» WORK ORDER
Scan the records for the word "button". Copy each line that includes it.

» DATA RECORDS
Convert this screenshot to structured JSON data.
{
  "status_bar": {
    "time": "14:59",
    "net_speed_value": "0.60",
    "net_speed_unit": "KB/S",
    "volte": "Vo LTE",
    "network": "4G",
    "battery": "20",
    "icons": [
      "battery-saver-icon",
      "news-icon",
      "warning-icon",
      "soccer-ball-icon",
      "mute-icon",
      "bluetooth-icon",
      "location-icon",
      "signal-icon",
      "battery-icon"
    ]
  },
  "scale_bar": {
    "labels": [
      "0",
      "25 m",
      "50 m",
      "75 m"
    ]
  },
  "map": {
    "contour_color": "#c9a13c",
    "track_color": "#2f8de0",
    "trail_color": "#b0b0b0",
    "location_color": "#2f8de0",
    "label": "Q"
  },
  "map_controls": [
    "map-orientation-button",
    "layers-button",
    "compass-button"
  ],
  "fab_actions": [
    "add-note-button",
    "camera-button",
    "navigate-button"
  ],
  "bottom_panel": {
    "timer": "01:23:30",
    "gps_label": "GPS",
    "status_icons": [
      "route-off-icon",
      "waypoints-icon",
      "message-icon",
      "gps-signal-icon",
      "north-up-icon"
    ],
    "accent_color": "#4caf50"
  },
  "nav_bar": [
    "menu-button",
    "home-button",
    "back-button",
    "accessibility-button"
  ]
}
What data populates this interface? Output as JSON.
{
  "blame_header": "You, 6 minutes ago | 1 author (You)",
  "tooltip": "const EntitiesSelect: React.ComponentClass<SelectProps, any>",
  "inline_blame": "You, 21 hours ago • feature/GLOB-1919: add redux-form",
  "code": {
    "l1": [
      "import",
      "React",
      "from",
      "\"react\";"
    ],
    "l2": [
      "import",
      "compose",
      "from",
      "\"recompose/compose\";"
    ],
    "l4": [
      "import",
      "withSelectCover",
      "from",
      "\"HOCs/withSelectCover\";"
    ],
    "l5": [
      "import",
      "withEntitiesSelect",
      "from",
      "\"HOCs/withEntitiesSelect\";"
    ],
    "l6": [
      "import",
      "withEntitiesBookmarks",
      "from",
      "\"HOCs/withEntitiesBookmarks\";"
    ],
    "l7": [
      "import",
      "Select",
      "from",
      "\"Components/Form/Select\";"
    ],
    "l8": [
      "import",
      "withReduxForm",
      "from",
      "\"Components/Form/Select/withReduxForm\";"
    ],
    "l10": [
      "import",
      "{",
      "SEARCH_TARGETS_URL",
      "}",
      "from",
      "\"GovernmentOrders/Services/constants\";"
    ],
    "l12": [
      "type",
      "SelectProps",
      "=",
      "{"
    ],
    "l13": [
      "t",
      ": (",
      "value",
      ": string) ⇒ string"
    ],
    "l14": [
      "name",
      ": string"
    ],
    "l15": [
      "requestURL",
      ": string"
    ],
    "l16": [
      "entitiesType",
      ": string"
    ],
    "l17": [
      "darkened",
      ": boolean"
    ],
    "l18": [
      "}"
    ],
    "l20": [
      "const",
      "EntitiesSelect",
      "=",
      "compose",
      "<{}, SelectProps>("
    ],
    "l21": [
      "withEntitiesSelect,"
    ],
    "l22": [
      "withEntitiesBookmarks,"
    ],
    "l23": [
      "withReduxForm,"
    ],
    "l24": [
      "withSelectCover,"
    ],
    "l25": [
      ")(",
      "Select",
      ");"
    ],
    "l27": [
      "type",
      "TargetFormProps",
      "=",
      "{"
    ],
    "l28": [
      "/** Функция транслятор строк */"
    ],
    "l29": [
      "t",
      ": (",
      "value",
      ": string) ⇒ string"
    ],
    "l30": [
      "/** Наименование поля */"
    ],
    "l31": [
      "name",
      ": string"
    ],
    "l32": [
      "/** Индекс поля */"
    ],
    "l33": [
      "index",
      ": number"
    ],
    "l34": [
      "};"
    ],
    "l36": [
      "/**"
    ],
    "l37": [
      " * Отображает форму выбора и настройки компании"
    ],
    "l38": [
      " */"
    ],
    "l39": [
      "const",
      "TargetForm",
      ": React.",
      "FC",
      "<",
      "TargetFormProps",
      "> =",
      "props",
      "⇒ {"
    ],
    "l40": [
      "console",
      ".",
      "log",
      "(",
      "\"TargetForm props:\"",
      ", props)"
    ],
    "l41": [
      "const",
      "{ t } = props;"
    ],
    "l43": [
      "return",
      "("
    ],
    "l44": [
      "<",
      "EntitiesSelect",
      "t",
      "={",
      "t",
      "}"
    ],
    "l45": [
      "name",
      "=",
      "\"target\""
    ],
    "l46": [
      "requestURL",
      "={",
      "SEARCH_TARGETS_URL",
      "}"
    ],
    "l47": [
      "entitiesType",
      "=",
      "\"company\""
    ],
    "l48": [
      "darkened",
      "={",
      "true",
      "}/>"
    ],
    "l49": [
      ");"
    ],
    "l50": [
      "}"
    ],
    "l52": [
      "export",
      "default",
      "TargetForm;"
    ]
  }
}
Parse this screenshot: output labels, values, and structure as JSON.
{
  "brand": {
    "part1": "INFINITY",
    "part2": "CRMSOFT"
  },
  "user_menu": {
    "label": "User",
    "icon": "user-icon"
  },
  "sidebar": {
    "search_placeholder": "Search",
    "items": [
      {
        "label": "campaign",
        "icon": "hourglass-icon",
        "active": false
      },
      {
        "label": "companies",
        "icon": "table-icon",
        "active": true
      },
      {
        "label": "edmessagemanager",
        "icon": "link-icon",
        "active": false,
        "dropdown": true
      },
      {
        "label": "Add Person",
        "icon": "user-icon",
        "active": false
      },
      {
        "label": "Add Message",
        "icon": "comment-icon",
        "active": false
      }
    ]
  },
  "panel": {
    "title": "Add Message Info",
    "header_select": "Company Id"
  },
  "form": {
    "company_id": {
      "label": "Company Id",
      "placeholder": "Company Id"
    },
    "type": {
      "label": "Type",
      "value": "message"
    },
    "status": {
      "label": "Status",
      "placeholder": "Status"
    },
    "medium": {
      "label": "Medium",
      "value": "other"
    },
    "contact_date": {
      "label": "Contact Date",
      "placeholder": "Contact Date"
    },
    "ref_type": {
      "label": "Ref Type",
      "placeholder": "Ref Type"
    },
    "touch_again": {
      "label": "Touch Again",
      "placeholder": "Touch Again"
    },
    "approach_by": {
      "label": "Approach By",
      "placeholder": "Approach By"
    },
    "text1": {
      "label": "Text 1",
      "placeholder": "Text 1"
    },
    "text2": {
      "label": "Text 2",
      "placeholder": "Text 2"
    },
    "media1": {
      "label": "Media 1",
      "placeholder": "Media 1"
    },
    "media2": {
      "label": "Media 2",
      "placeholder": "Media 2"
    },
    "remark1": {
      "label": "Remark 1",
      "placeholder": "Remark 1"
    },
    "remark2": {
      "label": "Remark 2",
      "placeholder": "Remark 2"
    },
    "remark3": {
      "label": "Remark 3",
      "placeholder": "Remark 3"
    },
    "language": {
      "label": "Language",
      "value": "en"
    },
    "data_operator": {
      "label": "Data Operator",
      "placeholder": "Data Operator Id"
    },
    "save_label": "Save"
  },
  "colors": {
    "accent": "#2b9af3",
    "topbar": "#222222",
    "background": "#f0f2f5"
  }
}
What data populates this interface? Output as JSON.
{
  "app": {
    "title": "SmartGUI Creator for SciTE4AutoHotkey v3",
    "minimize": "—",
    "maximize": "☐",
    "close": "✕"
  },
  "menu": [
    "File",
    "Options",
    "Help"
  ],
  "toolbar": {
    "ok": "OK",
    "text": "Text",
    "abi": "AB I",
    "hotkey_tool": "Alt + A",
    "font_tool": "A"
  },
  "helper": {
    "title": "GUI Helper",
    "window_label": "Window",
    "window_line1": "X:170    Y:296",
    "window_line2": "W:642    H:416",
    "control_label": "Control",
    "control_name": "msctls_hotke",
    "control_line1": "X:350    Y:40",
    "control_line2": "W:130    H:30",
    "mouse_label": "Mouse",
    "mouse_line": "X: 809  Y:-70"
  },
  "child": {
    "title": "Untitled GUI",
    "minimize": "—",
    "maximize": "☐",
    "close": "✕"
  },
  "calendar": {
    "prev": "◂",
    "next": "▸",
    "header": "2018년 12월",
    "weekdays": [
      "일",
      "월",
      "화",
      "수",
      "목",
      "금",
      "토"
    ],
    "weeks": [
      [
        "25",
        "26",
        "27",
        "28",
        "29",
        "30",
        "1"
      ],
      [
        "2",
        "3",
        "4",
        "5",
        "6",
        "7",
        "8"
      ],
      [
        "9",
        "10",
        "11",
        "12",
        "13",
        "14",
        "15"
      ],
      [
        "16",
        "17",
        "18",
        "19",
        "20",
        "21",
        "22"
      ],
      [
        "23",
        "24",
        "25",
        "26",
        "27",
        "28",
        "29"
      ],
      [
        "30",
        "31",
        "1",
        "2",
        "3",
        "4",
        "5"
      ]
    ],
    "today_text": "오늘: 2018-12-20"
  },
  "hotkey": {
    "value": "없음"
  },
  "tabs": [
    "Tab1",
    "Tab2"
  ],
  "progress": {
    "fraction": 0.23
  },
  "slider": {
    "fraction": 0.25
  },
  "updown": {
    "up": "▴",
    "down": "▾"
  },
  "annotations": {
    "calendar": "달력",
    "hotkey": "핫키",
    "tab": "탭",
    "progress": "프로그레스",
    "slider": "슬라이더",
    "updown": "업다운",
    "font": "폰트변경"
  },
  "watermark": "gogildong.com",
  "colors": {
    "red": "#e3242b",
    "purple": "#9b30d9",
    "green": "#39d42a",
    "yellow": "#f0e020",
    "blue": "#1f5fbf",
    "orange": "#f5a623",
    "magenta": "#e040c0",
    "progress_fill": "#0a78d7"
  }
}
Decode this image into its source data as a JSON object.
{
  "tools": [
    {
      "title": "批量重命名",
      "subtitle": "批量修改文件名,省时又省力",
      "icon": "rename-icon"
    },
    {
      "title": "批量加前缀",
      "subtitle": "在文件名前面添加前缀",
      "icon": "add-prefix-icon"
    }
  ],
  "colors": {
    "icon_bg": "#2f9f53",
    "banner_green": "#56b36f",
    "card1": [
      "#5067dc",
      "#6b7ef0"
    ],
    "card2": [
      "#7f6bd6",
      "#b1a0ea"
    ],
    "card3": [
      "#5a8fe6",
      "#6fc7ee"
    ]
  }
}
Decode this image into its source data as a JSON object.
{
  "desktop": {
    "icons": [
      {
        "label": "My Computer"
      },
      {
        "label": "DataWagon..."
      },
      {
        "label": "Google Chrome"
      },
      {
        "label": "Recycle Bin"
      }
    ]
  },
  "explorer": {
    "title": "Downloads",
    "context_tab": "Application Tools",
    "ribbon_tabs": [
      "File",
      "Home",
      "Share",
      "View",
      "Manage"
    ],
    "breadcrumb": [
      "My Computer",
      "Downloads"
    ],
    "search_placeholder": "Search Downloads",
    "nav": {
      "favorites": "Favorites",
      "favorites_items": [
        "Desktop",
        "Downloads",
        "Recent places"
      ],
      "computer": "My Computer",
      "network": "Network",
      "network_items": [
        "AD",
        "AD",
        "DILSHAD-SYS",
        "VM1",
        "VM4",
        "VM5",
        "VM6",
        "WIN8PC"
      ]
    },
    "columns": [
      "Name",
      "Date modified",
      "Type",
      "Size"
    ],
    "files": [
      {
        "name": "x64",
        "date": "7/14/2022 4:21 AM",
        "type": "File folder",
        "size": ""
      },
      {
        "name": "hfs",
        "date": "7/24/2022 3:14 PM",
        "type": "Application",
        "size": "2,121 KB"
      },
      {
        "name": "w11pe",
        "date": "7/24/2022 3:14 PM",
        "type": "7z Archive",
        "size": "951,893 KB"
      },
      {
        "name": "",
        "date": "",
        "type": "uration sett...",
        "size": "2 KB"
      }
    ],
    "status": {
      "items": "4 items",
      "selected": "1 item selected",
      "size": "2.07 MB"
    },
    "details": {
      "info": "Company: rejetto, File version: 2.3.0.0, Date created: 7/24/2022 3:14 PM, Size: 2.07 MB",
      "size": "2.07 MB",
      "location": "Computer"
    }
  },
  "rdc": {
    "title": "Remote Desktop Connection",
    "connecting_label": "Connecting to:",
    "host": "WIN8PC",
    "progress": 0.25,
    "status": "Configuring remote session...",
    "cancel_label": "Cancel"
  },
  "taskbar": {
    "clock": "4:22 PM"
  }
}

» EXPECTED ANSWER
    "map-orientation-button",
    "layers-button",
    "compass-button"
    "add-note-button",
    "camera-button",
    "navigate-button"
    "menu-button",
    "home-button",
    "back-button",
    "accessibility-button"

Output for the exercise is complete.